Vietnamese Chili Salt: An Exotic Flavor Enhancer for Fruit
Muối ớt is a popular seasoning in Vietnam. If you've been to Asia, you've probably noticed street vendors at every corner, selling fruits accompanied by chili salt packets.
Salt brings out the flavor of the fruit and enhances its sweetness. Vietnamese foods call for chile in almost everything and eating fruits with chile is no exception. It's currently green mango season, and green mangoes with chili salt is a refreshing starter for a hot summer meal. You can also serve it as a salad; check the tips section for the recipe. It's called gỏi xoài in Vietnamese.
We've been gorging ourselves on mounds of this delicious fruit. It's very good by itself, but I always add a pinch of chili salt to liven up the flavor. Try chili salt with fruits such as Granny Smith apples, plums or oranges. I guarantee you'll never go back!

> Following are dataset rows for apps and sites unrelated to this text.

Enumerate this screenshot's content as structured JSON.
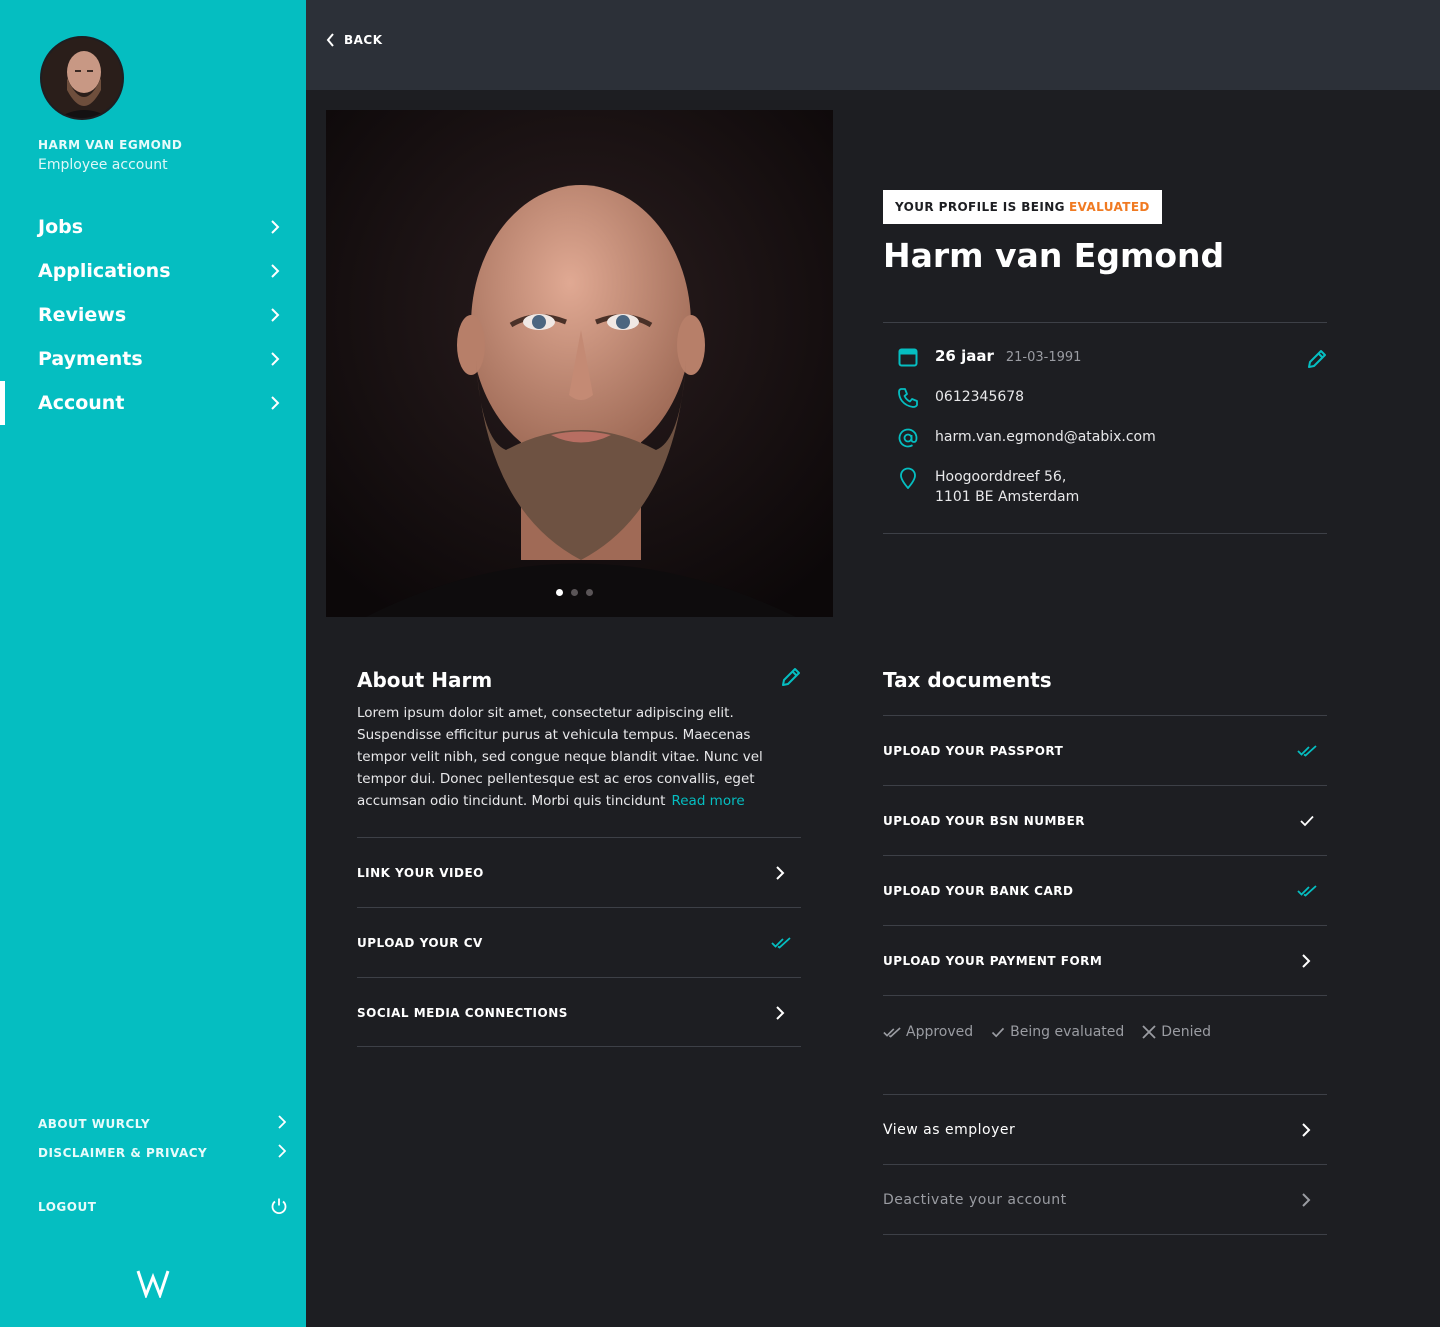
{
  "sidebar": {
    "user_name": "HARM VAN EGMOND",
    "user_role": "Employee account",
    "nav": [
      {
        "label": "Jobs",
        "active": false
      },
      {
        "label": "Applications",
        "active": false
      },
      {
        "label": "Reviews",
        "active": false
      },
      {
        "label": "Payments",
        "active": false
      },
      {
        "label": "Account",
        "active": true
      }
    ],
    "footer": {
      "about": "ABOUT WURCLY",
      "disclaimer": "DISCLAIMER & PRIVACY",
      "logout": "LOGOUT"
    }
  },
  "topbar": {
    "back_label": "BACK"
  },
  "profile": {
    "status_prefix": "YOUR PROFILE IS BEING",
    "status_highlight": "EVALUATED",
    "name": "Harm van Egmond",
    "age": "26 jaar",
    "dob": "21-03-1991",
    "phone": "0612345678",
    "email": "harm.van.egmond@atabix.com",
    "address_line1": "Hoogoorddreef 56,",
    "address_line2": "1101 BE Amsterdam"
  },
  "about": {
    "title": "About Harm",
    "text": "Lorem ipsum dolor sit amet, consectetur adipiscing elit. Suspendisse efficitur purus at vehicula tempus. Maecenas tempor velit nibh, sed congue neque blandit vitae. Nunc vel tempor dui. Donec pellentesque est ac eros convallis, eget accumsan odio tincidunt. Morbi quis tincidunt",
    "read_more": "Read more",
    "rows": [
      {
        "label": "LINK YOUR VIDEO",
        "status": "arrow"
      },
      {
        "label": "UPLOAD YOUR CV",
        "status": "approved"
      },
      {
        "label": "SOCIAL MEDIA CONNECTIONS",
        "status": "arrow"
      }
    ]
  },
  "tax": {
    "title": "Tax documents",
    "rows": [
      {
        "label": "UPLOAD YOUR PASSPORT",
        "status": "approved"
      },
      {
        "label": "UPLOAD YOUR BSN NUMBER",
        "status": "evaluating"
      },
      {
        "label": "UPLOAD YOUR BANK CARD",
        "status": "approved"
      },
      {
        "label": "UPLOAD YOUR PAYMENT FORM",
        "status": "arrow"
      }
    ],
    "legend": {
      "approved": "Approved",
      "evaluating": "Being evaluated",
      "denied": "Denied"
    },
    "view_as_employer": "View as employer",
    "deactivate": "Deactivate your account"
  },
  "colors": {
    "accent": "#05bec1",
    "highlight": "#f07a22",
    "background": "#1d1e22",
    "topbar": "#2c3038"
  },
  "photo_carousel": {
    "slides": 3,
    "active": 1
  }
}
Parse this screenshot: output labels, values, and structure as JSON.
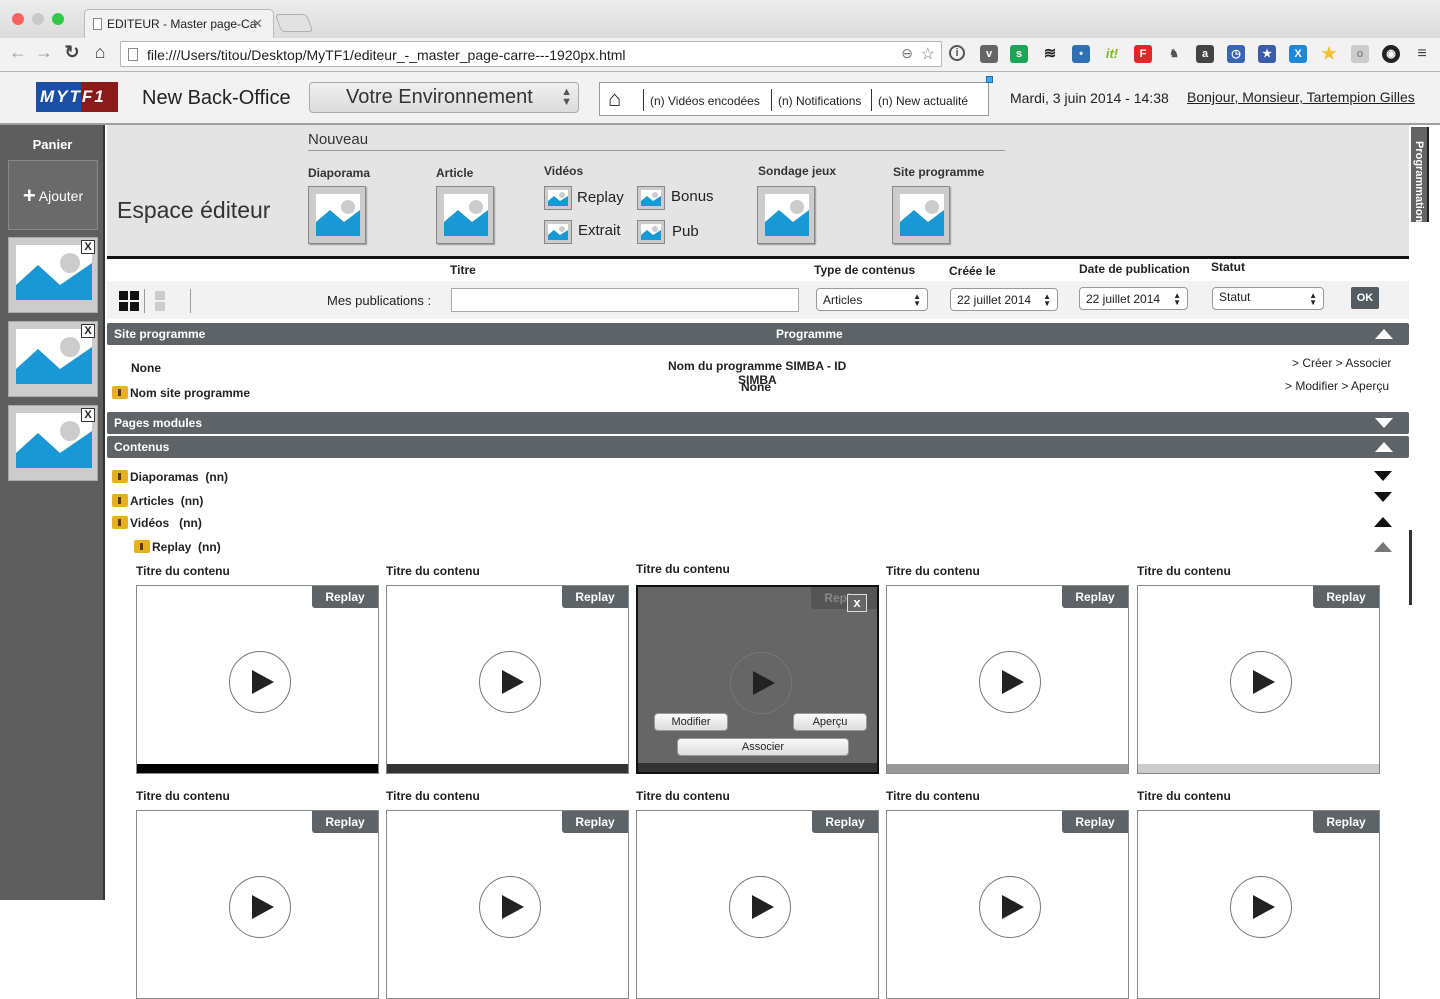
{
  "browser": {
    "tab_title": "EDITEUR - Master page-Ca",
    "url": "file:///Users/titou/Desktop/MyTF1/editeur_-_master_page-carre---1920px.html",
    "extensions": [
      "1password-icon",
      "pocket-icon",
      "green-sync-icon",
      "buffer-icon",
      "tweetbot-icon",
      "scoopit-icon",
      "flipboard-icon",
      "evernote-icon",
      "amazon-icon",
      "clock-icon",
      "star-bookmark-icon",
      "x-extension-icon",
      "yellow-star-icon",
      "office-icon",
      "color-picker-icon"
    ]
  },
  "header": {
    "logo": "MYTF1",
    "app_title": "New Back-Office",
    "environment_select": "Votre Environnement",
    "notifications": [
      "(n) Vidéos encodées",
      "(n) Notifications",
      "(n) New actualité"
    ],
    "date": "Mardi, 3 juin 2014 - 14:38",
    "user_greeting": "Bonjour, Monsieur, Tartempion Gilles"
  },
  "sidebar": {
    "title": "Panier",
    "add_label": "Ajouter",
    "close_label": "X",
    "thumbs": 3
  },
  "right_tab": "Programmation",
  "espace": {
    "title": "Espace éditeur",
    "nouveau": "Nouveau",
    "categories": {
      "diaporama": "Diaporama",
      "article": "Article",
      "videos": "Vidéos",
      "sondage": "Sondage jeux",
      "site": "Site programme"
    },
    "video_types": [
      "Replay",
      "Bonus",
      "Extrait",
      "Pub"
    ]
  },
  "filters": {
    "titre_label": "Titre",
    "mes_publications": "Mes publications :",
    "titre_value": "",
    "type_label": "Type de contenus",
    "type_value": "Articles",
    "creee_label": "Créée le",
    "creee_value": "22 juillet 2014",
    "pub_label": "Date de publication",
    "pub_value": "22 juillet 2014",
    "statut_label": "Statut",
    "statut_value": "Statut",
    "ok": "OK"
  },
  "site_programme": {
    "header_left": "Site programme",
    "header_center": "Programme",
    "none": "None",
    "nom_site": "Nom site programme",
    "nom_programme": "Nom du programme SIMBA - ID",
    "simba": "SIMBA",
    "none2": "None",
    "actions1": "> Créer > Associer",
    "actions2": "> Modifier > Aperçu"
  },
  "pages_modules": "Pages modules",
  "contenus": {
    "header": "Contenus",
    "folders": [
      {
        "label": "Diaporamas",
        "count": "(nn)"
      },
      {
        "label": "Articles",
        "count": "(nn)"
      },
      {
        "label": "Vidéos",
        "count": "(nn)"
      }
    ],
    "subfolder": {
      "label": "Replay",
      "count": "(nn)"
    }
  },
  "cards_row1": [
    {
      "title": "Titre du contenu",
      "tag": "Replay",
      "bar": "#000000"
    },
    {
      "title": "Titre du contenu",
      "tag": "Replay",
      "bar": "#333333"
    },
    {
      "title": "Titre du contenu",
      "tag": "Replay",
      "bar": "#333333",
      "hover": true
    },
    {
      "title": "Titre du contenu",
      "tag": "Replay",
      "bar": "#999999"
    },
    {
      "title": "Titre du contenu",
      "tag": "Replay",
      "bar": "#cccccc"
    }
  ],
  "cards_row2": [
    {
      "title": "Titre du contenu",
      "tag": "Replay"
    },
    {
      "title": "Titre du contenu",
      "tag": "Replay"
    },
    {
      "title": "Titre du contenu",
      "tag": "Replay"
    },
    {
      "title": "Titre du contenu",
      "tag": "Replay"
    },
    {
      "title": "Titre du contenu",
      "tag": "Replay"
    }
  ],
  "hover_actions": {
    "modifier": "Modifier",
    "apercu": "Aperçu",
    "associer": "Associer",
    "close": "x"
  }
}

Yields: 61 part salt
2 parts sugar
red Thai bird chiles, to taste
drops lime juice
3 green mangoes
Wash and stem the Thai bird chiles. Pat them dry with a paper towel. Depending on how you can tolerate the heat, remove and discard the seeds from the chiles. The seeds are attached to a ribbed membrane which where most of the heat of the pepper is. Finely chop them.
In a mortar and pestle, combine the sugar, salt and red chiles. Drizzle a few drops of lime juice and I macerate for a few hours. The salt will turn a pinkish color.
Peel and cut the mango into long pieces. Dip the mango into the salt and enjoy!
Dipping fruits in chili salt is a great snack, but you can also serve green mangoes with the chili salt seasoning as a salad. Just toss in some pickled carrots and daikon radishes, green onions and thinly sliced celery. Add a little crab meat or grilled shrimp if you like and sprinkle a little nước mắm (fish sauce) or nước chấm for vegetarians. It's delicious.
I use good quality sea salt that has a significant moisture content. It has a sharp, piquant and briny aroma and doesn't taste as harsh as regular table salt. This type of salt is perfect for dipping fruit.
I use unrefined loose cane sugar for the golden color it adds to the seasoning and of course for its strong aroma. Look for rapadura sugar in your specialty store.
This summer, Lulu planted some killer-hot red Thai bird chiles. Don't get fooled by the size. These chiles pack a punch! Taste the chile before adding to the seasoning salt to be able to control the level of heat of the chili salt.
How to choose a green mango? Green mango is a seasonal fruit. When picking it at the store, choose one that is plump and quite heavy for its size. Bring the fruit close to your nose; it should smell fragrant. The color should be dark green with a few shades of red. And of course, the mango should feel hard to the touch. I like to ripen the mango for about a day in a paper bag at room temperature before consuming it to get the peak of balanced tartness and sweetness. If the mango has a lot of red blemishes, which is a sign of ripeness, store the mango in the refrigerator to prevent the fruit from ripening more.
You can also pickle green mango with sea salt, sugar, chiles and other ingredients. It's an Indian condiment called achar, but that's another recipe.
Published By: on September 1, 2009.